* **The data**

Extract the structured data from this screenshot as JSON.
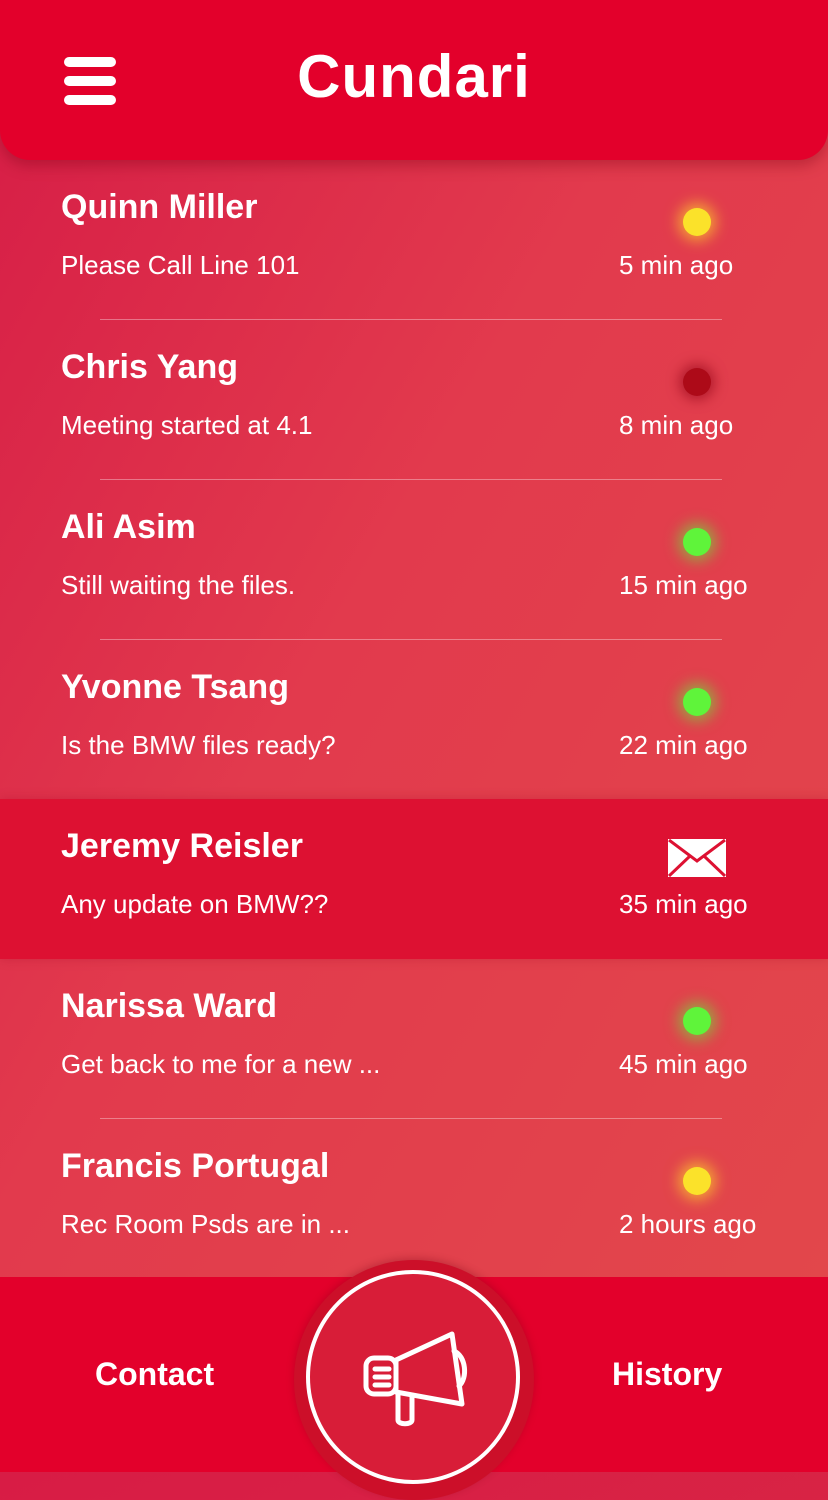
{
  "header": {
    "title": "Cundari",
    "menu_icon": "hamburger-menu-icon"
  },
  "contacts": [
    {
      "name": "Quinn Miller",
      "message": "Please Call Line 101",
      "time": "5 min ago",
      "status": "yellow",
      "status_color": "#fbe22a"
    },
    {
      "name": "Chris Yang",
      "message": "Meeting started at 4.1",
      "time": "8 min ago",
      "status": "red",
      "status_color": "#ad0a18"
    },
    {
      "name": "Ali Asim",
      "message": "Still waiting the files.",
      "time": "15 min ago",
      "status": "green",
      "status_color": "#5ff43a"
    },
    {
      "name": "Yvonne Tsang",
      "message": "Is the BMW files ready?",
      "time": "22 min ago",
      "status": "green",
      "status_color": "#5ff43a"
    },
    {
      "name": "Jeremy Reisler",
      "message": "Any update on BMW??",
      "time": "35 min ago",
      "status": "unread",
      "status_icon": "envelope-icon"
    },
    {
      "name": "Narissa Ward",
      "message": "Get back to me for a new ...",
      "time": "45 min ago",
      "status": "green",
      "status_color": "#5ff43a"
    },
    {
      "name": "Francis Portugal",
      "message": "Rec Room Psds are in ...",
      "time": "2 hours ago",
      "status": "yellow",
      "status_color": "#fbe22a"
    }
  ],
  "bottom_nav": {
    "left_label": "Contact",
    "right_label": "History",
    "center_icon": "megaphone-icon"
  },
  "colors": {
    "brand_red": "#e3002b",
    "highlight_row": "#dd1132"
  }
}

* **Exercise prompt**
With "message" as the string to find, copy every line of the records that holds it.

* **Task response**
      "message": "Please Call Line 101",
      "message": "Meeting started at 4.1",
      "message": "Still waiting the files.",
      "message": "Is the BMW files ready?",
      "message": "Any update on BMW??",
      "message": "Get back to me for a new ...",
      "message": "Rec Room Psds are in ...",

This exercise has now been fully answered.